corkscrew (plural corkscrews)
- An implement for opening bottles that are sealed by a cork. Sometimes specifically such an implement that includes a screw-shaped part, or worm.
- I opened the wine with a corkscrew.
- 1999, James Lighthill, “Biofluiddynamics: A Survey”, in Contemporary Mathematics, volume 141, page 11:
- A corkscrew is designed so that when it is turned it creates effectively a helical undulation pushing it into the cork, whereas rotation in the opposite sense pulls it out.
- 2006, Costas Katsigris & Chris Thomas, The Bar and Beverage Book, 4th ed. edition, page 152:
- A two-prong or ah-so corkscrew with sheath.
- The screw-shaped worm of a typical corkscrew.
- (boxing, martial arts) A type of sharp, twisting punch, often one thrown close and from the side.
- (amusement rides) A type of inversion used in roller coasters.
- 1987, September, “Tim Cole”, in Killer Coasters, page 56:
- A corkscrew has a 90° turn just prior to the loop and a 90° turn just afterward.

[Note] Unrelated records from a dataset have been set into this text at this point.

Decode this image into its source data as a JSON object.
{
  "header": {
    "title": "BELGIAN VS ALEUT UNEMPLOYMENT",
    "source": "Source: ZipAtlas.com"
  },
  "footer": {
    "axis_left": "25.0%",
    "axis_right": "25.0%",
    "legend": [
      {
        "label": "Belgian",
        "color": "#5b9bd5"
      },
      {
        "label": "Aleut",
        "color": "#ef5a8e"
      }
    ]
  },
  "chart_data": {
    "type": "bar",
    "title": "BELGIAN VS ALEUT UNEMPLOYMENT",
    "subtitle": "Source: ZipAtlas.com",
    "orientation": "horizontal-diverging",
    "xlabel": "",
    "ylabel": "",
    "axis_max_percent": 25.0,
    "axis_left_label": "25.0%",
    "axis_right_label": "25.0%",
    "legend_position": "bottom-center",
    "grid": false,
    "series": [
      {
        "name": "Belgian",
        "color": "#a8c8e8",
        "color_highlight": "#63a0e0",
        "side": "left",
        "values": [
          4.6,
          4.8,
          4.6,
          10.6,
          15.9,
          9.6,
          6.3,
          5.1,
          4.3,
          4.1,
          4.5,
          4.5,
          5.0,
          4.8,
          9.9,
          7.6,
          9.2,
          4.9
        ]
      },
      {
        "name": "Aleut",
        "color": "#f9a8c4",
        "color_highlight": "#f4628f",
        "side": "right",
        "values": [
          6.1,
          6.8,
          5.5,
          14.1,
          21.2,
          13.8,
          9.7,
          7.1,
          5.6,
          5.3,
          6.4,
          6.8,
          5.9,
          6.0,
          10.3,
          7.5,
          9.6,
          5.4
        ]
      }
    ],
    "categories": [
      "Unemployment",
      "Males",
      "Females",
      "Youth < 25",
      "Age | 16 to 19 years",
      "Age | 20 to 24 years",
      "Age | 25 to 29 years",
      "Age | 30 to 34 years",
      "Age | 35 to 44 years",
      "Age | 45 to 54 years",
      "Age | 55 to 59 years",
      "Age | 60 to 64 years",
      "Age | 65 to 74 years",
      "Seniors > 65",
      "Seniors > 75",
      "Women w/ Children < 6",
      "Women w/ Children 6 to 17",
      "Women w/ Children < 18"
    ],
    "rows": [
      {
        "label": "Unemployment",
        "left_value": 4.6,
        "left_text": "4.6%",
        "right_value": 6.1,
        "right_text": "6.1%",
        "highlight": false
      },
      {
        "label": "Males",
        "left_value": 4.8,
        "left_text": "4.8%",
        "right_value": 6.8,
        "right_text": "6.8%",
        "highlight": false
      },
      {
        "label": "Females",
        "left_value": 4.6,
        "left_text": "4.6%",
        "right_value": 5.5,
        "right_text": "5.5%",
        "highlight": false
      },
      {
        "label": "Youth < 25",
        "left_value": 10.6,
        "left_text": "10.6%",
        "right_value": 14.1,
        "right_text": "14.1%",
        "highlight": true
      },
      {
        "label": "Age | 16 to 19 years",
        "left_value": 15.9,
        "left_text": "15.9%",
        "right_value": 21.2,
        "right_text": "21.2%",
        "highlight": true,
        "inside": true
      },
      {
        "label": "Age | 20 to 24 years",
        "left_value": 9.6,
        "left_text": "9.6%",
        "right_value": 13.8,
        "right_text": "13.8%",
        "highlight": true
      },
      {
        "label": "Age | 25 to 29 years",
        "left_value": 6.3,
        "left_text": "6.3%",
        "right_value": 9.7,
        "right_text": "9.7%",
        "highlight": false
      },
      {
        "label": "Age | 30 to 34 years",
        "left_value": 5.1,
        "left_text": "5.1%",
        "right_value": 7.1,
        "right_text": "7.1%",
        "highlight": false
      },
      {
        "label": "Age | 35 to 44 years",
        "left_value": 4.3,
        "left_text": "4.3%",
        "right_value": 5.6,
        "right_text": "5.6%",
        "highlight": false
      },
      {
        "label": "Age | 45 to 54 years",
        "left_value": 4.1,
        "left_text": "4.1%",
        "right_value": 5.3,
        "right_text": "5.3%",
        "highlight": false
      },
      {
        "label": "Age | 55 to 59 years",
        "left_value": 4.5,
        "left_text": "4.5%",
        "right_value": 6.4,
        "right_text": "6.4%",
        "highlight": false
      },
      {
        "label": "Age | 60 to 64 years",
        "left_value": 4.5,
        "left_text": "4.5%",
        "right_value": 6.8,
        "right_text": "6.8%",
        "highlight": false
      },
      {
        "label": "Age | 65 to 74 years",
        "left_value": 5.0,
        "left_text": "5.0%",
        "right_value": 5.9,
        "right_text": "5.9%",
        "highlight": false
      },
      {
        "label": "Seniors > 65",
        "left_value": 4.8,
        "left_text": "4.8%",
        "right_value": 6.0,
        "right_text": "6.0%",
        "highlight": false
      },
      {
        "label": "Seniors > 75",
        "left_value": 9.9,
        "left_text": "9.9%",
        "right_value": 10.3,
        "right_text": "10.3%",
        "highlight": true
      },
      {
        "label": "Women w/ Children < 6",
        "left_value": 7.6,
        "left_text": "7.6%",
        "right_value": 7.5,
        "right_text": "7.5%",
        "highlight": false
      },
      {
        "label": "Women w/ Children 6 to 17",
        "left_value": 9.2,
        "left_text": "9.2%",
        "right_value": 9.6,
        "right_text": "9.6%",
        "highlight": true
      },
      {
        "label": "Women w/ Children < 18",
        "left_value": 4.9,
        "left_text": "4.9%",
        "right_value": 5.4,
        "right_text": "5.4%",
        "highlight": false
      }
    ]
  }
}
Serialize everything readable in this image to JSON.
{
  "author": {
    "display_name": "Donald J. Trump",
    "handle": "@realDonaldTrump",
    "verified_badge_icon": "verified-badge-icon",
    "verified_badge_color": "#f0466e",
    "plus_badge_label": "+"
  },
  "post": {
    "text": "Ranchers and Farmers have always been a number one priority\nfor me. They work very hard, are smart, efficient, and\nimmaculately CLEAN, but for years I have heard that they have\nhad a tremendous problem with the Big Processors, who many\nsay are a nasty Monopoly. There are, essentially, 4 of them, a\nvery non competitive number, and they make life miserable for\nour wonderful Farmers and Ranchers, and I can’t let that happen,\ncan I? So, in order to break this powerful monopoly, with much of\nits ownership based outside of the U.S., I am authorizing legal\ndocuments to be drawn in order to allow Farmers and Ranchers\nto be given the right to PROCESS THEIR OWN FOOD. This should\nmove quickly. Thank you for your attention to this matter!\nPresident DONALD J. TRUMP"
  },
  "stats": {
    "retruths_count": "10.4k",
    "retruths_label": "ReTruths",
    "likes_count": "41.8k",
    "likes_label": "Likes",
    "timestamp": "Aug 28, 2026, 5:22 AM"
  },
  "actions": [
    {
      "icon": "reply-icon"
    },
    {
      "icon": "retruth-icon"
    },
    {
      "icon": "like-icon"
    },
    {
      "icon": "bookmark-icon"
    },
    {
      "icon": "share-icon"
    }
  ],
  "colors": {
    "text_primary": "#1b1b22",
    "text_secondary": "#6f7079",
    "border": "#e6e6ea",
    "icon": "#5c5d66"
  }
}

implement for opening bottles sealed by a cork
boxing, martial arts: a type of sharp, twisting punch
corkscrew (not comparable)
- Having the tightly winding shape of a corkscrew.
- 1841, John Ruskin, chapter I, in The King of the Golden River:
- Then the old gentleman spun himself round with velocity in the opposite direction, continued to spin until his long cloak was all wound neatly about him, clapped his cap on his head, very much on one side (for it could not stand upright without going through the ceiling), gave an additional twist to his corkscrew mustaches, and replied with perfect coolness.
- 1885, Rudyard Kipling, "The City of Dreadful Night"
- All the heat of a decade of fierce Indian summers is stored in the pitch-black, polished walls of the corkscrew staircase.
- (having a tightly winding shape): helical
having the winding shape of a corkscrew
- (intransitive) To wind or twist in the manner of a corkscrew; to move with much horizontal and vertical shifting.
- (transitive) To cause something to twist or move in a spiral path or shape.
- 2006, Rocky Raab, Baggy Zero Four, page 155:
- Rusty corkscrewed the plane back down again, but instead of mashing the throttles to the wall, he pulled them to idle.
- 2007, Mike Monahan, Barracuda, page 107:
- Soon he was corkscrewed into place, suspended from the ceiling in an impossible maze of unforgiving circuitry.
- (transitive, informal) To extract information or consent from someone.
- (move in a corkscrew path): spiral
to wind or twist in the path of a corkscrew
to extract information or consent from someone